RECORD EXTRACTS section start

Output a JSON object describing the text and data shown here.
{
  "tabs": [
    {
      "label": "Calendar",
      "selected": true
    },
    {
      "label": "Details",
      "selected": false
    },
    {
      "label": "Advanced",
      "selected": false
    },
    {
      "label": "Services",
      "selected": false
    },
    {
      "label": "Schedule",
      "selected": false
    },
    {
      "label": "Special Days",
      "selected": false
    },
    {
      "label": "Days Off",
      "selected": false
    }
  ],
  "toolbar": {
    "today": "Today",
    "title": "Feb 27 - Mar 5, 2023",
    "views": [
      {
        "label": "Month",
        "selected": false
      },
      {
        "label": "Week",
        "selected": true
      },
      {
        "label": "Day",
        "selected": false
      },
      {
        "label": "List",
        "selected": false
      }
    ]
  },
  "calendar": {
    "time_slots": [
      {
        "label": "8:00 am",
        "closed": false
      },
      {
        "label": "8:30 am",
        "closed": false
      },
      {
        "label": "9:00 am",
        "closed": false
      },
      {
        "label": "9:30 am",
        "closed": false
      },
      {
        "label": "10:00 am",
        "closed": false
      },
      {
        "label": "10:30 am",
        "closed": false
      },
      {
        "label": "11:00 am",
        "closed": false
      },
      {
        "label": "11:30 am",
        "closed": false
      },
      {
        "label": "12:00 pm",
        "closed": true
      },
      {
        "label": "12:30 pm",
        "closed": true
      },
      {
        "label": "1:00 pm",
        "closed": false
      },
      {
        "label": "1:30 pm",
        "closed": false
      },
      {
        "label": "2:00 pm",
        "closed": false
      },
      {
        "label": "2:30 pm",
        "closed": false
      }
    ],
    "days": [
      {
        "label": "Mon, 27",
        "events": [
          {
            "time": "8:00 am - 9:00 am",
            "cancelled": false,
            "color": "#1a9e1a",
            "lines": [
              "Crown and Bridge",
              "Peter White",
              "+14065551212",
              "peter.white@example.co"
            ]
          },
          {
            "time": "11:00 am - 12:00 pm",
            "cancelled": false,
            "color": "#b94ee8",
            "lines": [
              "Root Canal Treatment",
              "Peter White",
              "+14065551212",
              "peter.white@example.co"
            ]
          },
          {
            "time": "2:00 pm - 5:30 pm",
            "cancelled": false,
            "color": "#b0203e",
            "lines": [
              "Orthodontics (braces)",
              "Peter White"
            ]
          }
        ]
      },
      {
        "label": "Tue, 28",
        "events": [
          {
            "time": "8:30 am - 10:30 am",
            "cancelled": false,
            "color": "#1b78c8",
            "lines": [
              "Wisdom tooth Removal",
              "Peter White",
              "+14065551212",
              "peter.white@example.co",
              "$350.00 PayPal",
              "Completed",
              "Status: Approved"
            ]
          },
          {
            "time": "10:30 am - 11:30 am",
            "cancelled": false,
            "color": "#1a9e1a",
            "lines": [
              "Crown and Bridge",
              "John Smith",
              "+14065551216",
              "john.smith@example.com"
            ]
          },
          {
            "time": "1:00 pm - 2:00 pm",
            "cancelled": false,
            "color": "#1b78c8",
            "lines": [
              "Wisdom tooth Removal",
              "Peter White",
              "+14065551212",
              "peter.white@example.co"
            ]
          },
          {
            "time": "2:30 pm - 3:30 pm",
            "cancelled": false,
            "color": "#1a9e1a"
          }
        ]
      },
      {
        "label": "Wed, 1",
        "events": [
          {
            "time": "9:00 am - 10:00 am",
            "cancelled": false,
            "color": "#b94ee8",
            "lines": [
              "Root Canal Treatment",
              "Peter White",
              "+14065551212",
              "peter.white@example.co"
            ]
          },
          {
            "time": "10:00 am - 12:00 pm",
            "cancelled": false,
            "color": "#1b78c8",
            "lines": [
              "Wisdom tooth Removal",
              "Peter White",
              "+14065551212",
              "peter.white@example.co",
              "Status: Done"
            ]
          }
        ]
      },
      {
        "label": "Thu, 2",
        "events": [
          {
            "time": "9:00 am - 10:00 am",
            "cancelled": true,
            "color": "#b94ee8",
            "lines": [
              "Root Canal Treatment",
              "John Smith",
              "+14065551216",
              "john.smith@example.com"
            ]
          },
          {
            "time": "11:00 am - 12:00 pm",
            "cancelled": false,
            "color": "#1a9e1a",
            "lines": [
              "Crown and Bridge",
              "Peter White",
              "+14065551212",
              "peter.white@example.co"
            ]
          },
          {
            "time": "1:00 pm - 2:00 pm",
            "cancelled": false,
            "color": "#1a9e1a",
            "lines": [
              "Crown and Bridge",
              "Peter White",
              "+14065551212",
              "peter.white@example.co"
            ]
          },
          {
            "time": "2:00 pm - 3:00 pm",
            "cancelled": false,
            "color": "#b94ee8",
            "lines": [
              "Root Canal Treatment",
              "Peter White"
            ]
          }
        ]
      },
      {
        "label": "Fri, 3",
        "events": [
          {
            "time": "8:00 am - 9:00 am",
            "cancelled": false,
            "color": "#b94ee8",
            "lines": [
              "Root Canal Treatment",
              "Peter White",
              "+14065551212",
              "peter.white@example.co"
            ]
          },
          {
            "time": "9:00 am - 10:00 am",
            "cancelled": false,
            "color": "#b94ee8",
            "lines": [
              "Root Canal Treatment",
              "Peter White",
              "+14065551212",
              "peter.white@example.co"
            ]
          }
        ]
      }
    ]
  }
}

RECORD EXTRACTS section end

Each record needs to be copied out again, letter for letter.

## EXERCISE OUTPUT:
Output a JSON object describing the text and data shown here.
{
  "tabs": [
    {
      "label": "Calendar",
      "selected": true
    },
    {
      "label": "Details",
      "selected": false
    },
    {
      "label": "Advanced",
      "selected": false
    },
    {
      "label": "Services",
      "selected": false
    },
    {
      "label": "Schedule",
      "selected": false
    },
    {
      "label": "Special Days",
      "selected": false
    },
    {
      "label": "Days Off",
      "selected": false
    }
  ],
  "toolbar": {
    "today": "Today",
    "title": "Feb 27 - Mar 5, 2023",
    "views": [
      {
        "label": "Month",
        "selected": false
      },
      {
        "label": "Week",
        "selected": true
      },
      {
        "label": "Day",
        "selected": false
      },
      {
        "label": "List",
        "selected": false
      }
    ]
  },
  "calendar": {
    "time_slots": [
      {
        "label": "8:00 am",
        "closed": false
      },
      {
        "label": "8:30 am",
        "closed": false
      },
      {
        "label": "9:00 am",
        "closed": false
      },
      {
        "label": "9:30 am",
        "closed": false
      },
      {
        "label": "10:00 am",
        "closed": false
      },
      {
        "label": "10:30 am",
        "closed": false
      },
      {
        "label": "11:00 am",
        "closed": false
      },
      {
        "label": "11:30 am",
        "closed": false
      },
      {
        "label": "12:00 pm",
        "closed": true
      },
      {
        "label": "12:30 pm",
        "closed": true
      },
      {
        "label": "1:00 pm",
        "closed": false
      },
      {
        "label": "1:30 pm",
        "closed": false
      },
      {
        "label": "2:00 pm",
        "closed": false
      },
      {
        "label": "2:30 pm",
        "closed": false
      }
    ],
    "days": [
      {
        "label": "Mon, 27",
        "events": [
          {
            "time": "8:00 am - 9:00 am",
            "cancelled": false,
            "color": "#1a9e1a",
            "lines": [
              "Crown and Bridge",
              "Peter White",
              "+14065551212",
              "peter.white@example.co"
            ]
          },
          {
            "time": "11:00 am - 12:00 pm",
            "cancelled": false,
            "color": "#b94ee8",
            "lines": [
              "Root Canal Treatment",
              "Peter White",
              "+14065551212",
              "peter.white@example.co"
            ]
          },
          {
            "time": "2:00 pm - 5:30 pm",
            "cancelled": false,
            "color": "#b0203e",
            "lines": [
              "Orthodontics (braces)",
              "Peter White"
            ]
          }
        ]
      },
      {
        "label": "Tue, 28",
        "events": [
          {
            "time": "8:30 am - 10:30 am",
            "cancelled": false,
            "color": "#1b78c8",
            "lines": [
              "Wisdom tooth Removal",
              "Peter White",
              "+14065551212",
              "peter.white@example.co",
              "$350.00 PayPal",
              "Completed",
              "Status: Approved"
            ]
          },
          {
            "time": "10:30 am - 11:30 am",
            "cancelled": false,
            "color": "#1a9e1a",
            "lines": [
              "Crown and Bridge",
              "John Smith",
              "+14065551216",
              "john.smith@example.com"
            ]
          },
          {
            "time": "1:00 pm - 2:00 pm",
            "cancelled": false,
            "color": "#1b78c8",
            "lines": [
              "Wisdom tooth Removal",
              "Peter White",
              "+14065551212",
              "peter.white@example.co"
            ]
          },
          {
            "time": "2:30 pm - 3:30 pm",
            "cancelled": false,
            "color": "#1a9e1a"
          }
        ]
      },
      {
        "label": "Wed, 1",
        "events": [
          {
            "time": "9:00 am - 10:00 am",
            "cancelled": false,
            "color": "#b94ee8",
            "lines": [
              "Root Canal Treatment",
              "Peter White",
              "+14065551212",
              "peter.white@example.co"
            ]
          },
          {
            "time": "10:00 am - 12:00 pm",
            "cancelled": false,
            "color": "#1b78c8",
            "lines": [
              "Wisdom tooth Removal",
              "Peter White",
              "+14065551212",
              "peter.white@example.co",
              "Status: Done"
            ]
          }
        ]
      },
      {
        "label": "Thu, 2",
        "events": [
          {
            "time": "9:00 am - 10:00 am",
            "cancelled": true,
            "color": "#b94ee8",
            "lines": [
              "Root Canal Treatment",
              "John Smith",
              "+14065551216",
              "john.smith@example.com"
            ]
          },
          {
            "time": "11:00 am - 12:00 pm",
            "cancelled": false,
            "color": "#1a9e1a",
            "lines": [
              "Crown and Bridge",
              "Peter White",
              "+14065551212",
              "peter.white@example.co"
            ]
          },
          {
            "time": "1:00 pm - 2:00 pm",
            "cancelled": false,
            "color": "#1a9e1a",
            "lines": [
              "Crown and Bridge",
              "Peter White",
              "+14065551212",
              "peter.white@example.co"
            ]
          },
          {
            "time": "2:00 pm - 3:00 pm",
            "cancelled": false,
            "color": "#b94ee8",
            "lines": [
              "Root Canal Treatment",
              "Peter White"
            ]
          }
        ]
      },
      {
        "label": "Fri, 3",
        "events": [
          {
            "time": "8:00 am - 9:00 am",
            "cancelled": false,
            "color": "#b94ee8",
            "lines": [
              "Root Canal Treatment",
              "Peter White",
              "+14065551212",
              "peter.white@example.co"
            ]
          },
          {
            "time": "9:00 am - 10:00 am",
            "cancelled": false,
            "color": "#b94ee8",
            "lines": [
              "Root Canal Treatment",
              "Peter White",
              "+14065551212",
              "peter.white@example.co"
            ]
          }
        ]
      }
    ]
  }
}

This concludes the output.